ASSIGNMENT:
Output the records below again, precisely as they are written.

··········

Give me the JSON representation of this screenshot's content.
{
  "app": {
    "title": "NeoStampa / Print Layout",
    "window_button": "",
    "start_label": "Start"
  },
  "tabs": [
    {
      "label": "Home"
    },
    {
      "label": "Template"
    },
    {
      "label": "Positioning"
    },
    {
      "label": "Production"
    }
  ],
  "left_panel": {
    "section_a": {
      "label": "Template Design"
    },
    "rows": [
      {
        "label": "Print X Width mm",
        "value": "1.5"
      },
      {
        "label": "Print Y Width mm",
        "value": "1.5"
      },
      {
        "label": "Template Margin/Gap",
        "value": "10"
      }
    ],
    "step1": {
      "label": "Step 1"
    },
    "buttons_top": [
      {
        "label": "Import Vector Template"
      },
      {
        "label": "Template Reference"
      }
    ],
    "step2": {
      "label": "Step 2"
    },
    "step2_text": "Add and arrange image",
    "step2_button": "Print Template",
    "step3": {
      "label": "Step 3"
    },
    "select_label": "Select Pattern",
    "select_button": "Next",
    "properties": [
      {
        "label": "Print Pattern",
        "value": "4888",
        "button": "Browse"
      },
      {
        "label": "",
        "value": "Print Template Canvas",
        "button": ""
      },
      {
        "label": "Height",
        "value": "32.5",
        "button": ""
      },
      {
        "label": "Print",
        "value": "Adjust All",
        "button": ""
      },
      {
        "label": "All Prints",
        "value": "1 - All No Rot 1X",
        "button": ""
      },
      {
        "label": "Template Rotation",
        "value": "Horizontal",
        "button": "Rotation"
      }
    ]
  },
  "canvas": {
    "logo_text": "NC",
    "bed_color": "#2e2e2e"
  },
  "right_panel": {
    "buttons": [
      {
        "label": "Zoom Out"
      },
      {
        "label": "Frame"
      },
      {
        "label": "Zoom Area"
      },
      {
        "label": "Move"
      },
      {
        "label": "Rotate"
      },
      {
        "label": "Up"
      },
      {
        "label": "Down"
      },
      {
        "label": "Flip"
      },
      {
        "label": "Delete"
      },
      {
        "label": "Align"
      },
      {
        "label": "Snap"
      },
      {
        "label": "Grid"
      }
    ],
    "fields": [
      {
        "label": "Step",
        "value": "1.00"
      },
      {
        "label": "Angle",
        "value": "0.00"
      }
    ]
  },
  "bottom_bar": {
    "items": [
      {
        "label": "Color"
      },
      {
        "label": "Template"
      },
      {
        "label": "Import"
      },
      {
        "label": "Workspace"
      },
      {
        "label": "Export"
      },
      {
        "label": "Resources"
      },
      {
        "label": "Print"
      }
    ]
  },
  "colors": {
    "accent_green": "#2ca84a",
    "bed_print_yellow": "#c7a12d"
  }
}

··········

RESULT FOR THIS EXERCISE:
Give me the JSON representation of this screenshot's content.
{
  "app": {
    "title": "NeoStampa / Print Layout",
    "window_button": "",
    "start_label": "Start"
  },
  "tabs": [
    {
      "label": "Home"
    },
    {
      "label": "Template"
    },
    {
      "label": "Positioning"
    },
    {
      "label": "Production"
    }
  ],
  "left_panel": {
    "section_a": {
      "label": "Template Design"
    },
    "rows": [
      {
        "label": "Print X Width mm",
        "value": "1.5"
      },
      {
        "label": "Print Y Width mm",
        "value": "1.5"
      },
      {
        "label": "Template Margin/Gap",
        "value": "10"
      }
    ],
    "step1": {
      "label": "Step 1"
    },
    "buttons_top": [
      {
        "label": "Import Vector Template"
      },
      {
        "label": "Template Reference"
      }
    ],
    "step2": {
      "label": "Step 2"
    },
    "step2_text": "Add and arrange image",
    "step2_button": "Print Template",
    "step3": {
      "label": "Step 3"
    },
    "select_label": "Select Pattern",
    "select_button": "Next",
    "properties": [
      {
        "label": "Print Pattern",
        "value": "4888",
        "button": "Browse"
      },
      {
        "label": "",
        "value": "Print Template Canvas",
        "button": ""
      },
      {
        "label": "Height",
        "value": "32.5",
        "button": ""
      },
      {
        "label": "Print",
        "value": "Adjust All",
        "button": ""
      },
      {
        "label": "All Prints",
        "value": "1 - All No Rot 1X",
        "button": ""
      },
      {
        "label": "Template Rotation",
        "value": "Horizontal",
        "button": "Rotation"
      }
    ]
  },
  "canvas": {
    "logo_text": "NC",
    "bed_color": "#2e2e2e"
  },
  "right_panel": {
    "buttons": [
      {
        "label": "Zoom Out"
      },
      {
        "label": "Frame"
      },
      {
        "label": "Zoom Area"
      },
      {
        "label": "Move"
      },
      {
        "label": "Rotate"
      },
      {
        "label": "Up"
      },
      {
        "label": "Down"
      },
      {
        "label": "Flip"
      },
      {
        "label": "Delete"
      },
      {
        "label": "Align"
      },
      {
        "label": "Snap"
      },
      {
        "label": "Grid"
      }
    ],
    "fields": [
      {
        "label": "Step",
        "value": "1.00"
      },
      {
        "label": "Angle",
        "value": "0.00"
      }
    ]
  },
  "bottom_bar": {
    "items": [
      {
        "label": "Color"
      },
      {
        "label": "Template"
      },
      {
        "label": "Import"
      },
      {
        "label": "Workspace"
      },
      {
        "label": "Export"
      },
      {
        "label": "Resources"
      },
      {
        "label": "Print"
      }
    ]
  },
  "colors": {
    "accent_green": "#2ca84a",
    "bed_print_yellow": "#c7a12d"
  }
}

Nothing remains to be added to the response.